What does “natural” mean when it appears on a food label? A recent survey shows consumers really don’t know.
Nevertheless, the survey, conducted by Consumer Reports, showed that consumers do want, and are willing to seek out, foods that are natural. Fifty-nine percent of consumers take time to look for the natural label, and those foods created a $40.7 billion market last year, according to Nielsen.
The survey showed that what consumers thought they were getting from “natural” meat and poultry was products from animals not given growth hormones (89 percent) or antibiotics and other drugs (81 percent), and animals whose feed did not contain genetically engineered organisms (85 percent) or artificial ingredients (85 percent).
But the natural label neither promises, nor has any bearing whatever on, any of those factors.

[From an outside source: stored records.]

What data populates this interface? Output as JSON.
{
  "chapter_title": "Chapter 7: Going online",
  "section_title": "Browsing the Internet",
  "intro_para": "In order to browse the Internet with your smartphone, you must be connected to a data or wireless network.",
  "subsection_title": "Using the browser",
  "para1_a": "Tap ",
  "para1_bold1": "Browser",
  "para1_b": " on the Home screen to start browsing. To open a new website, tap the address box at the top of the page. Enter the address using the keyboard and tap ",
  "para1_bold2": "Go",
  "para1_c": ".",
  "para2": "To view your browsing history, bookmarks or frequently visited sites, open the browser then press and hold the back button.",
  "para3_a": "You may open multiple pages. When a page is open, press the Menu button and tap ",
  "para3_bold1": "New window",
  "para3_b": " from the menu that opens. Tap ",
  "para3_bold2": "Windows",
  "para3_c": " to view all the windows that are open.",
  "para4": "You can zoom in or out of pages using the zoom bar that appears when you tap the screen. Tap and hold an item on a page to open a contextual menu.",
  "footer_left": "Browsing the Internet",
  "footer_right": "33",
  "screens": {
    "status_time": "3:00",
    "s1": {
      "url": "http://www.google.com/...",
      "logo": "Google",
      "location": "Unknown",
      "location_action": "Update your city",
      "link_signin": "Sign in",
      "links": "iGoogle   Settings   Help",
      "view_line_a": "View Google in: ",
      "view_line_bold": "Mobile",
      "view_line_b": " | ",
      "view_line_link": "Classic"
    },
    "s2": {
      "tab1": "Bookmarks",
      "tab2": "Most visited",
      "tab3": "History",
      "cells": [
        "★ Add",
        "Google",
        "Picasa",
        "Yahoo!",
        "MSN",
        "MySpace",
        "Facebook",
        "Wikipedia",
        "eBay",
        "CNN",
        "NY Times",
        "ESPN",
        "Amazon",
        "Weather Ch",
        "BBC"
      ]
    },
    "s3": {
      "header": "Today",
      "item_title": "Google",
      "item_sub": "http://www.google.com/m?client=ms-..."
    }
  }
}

According to the USDA (which regulates meat, poultry and egg products), any meat item can be called natural if it contains no artificial ingredients or added color, and it is only minimally processed — meaning that processing did not fundamentally alter the product. Just about all fresh beef meets that definition.
For the FDA, which regulates all other foods, a formal definition for use of the term natural does not exist. In 1993, after giving up on trying to form such a definition, the agency decided to “not restrict the use of ‘natural’ on products. It is a very complex term,” said the FDA’s Ritu Nalubola in a press release from the Institute of Food Technologists. According to the FDA’s own website, “From a food science perspective, it is difficult to define a food product that is ‘natural’ because the food has probably been processed and is no longer the product of the earth.”
Even in the absence of a definition, the FDA does not object to the term being used if "nothing artificial or synthetic (including all color additives, regardless of source) has been included in, or has been added to, a food that would not normally be expected to be in the food." But the FDA discourages food manufacturers from using it. “Natural may unjustifiably imply that a food is of superior quality or safety compared to other similar foods,” Nalubola added.
Based on their survey results, which clearly reflect the confusion over “natural” foods on the consumer side, Consumer Reports is joining with digital magazine TakePart in a campaign called “Know your labels, know your food,” calling for a ban on the natural label. Part of the objection, as they describe it, is the fact that “Meat labeled as ‘natural’ can come from animals that were raised with daily doses of antibiotics and other drugs, given artificial growth hormones, fed genetically engineered soy and corn feed and other artificial ingredients and continually confined indoors,” according to the TakePart website.
The Consumer Reports survey did also illuminate some of the other attributes of interest to consumers: An overwhelming majority — 92 percent — want to support local farmers when they purchase food. Eighty-nine percent want to protect the environment from chemicals; 86 percent want fair conditions for workers; 80 percent want good living conditions for animals; and 78 percent want less use of antibiotics in food production.
See the full article and more in the digital edition of the August issue of Drovers/CattleNetwork.